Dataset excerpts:
========================================================================

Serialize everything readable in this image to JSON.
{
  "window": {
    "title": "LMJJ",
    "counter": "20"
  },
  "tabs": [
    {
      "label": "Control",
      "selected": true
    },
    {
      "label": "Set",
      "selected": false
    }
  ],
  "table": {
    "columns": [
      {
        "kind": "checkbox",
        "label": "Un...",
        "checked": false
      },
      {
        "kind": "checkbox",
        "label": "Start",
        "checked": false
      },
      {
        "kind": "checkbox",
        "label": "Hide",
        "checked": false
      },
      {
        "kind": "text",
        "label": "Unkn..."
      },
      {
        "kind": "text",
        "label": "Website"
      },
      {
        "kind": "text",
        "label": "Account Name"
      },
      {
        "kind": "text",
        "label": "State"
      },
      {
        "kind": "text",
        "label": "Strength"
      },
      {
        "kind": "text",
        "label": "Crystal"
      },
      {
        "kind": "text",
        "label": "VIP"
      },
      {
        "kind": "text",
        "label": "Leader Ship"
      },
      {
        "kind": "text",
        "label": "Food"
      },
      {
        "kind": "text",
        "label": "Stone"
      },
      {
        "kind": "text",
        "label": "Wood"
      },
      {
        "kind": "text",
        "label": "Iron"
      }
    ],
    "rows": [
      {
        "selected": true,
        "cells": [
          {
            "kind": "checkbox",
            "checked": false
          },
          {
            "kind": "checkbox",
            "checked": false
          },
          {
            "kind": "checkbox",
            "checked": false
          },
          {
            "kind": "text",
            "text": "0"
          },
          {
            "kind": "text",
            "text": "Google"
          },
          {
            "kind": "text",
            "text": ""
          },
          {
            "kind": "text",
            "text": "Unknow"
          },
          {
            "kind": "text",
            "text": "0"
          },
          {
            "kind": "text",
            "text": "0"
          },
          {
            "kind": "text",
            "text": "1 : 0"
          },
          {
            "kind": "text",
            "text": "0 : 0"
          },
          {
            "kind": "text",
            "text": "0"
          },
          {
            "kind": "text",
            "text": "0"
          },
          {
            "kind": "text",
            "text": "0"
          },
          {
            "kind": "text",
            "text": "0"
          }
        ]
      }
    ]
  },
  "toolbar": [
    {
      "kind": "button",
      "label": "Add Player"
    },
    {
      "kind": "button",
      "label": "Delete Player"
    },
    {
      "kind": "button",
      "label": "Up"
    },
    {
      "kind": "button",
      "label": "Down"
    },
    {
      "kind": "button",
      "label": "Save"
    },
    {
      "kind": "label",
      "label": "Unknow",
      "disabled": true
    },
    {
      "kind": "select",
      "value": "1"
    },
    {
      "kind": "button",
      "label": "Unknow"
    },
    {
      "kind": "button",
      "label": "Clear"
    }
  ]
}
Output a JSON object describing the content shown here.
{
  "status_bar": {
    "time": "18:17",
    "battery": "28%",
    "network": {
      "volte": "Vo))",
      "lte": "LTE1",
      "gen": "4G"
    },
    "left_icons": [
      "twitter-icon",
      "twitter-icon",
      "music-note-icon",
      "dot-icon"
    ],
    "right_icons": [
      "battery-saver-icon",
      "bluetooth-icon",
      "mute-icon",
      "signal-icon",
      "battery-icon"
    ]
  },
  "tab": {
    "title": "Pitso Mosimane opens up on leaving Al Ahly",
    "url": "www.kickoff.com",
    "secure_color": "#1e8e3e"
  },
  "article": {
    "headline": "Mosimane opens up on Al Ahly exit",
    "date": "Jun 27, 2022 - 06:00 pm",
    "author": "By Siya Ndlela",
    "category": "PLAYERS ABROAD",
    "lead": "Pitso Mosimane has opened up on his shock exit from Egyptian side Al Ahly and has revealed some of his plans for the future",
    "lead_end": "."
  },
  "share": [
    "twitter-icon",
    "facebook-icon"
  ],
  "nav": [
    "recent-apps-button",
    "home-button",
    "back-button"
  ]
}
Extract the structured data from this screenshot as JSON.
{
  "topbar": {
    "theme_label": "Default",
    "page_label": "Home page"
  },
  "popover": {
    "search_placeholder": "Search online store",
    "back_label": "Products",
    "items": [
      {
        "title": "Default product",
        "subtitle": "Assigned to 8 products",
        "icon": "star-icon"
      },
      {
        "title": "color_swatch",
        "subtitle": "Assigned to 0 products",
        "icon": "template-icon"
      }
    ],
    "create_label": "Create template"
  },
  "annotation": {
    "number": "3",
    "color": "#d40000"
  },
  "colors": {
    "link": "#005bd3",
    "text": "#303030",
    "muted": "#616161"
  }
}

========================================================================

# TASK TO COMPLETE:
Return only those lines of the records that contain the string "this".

# THE ANSWER:
Serialize everything readable in this image to JSON.
Extract the structured data from this screenshot as JSON.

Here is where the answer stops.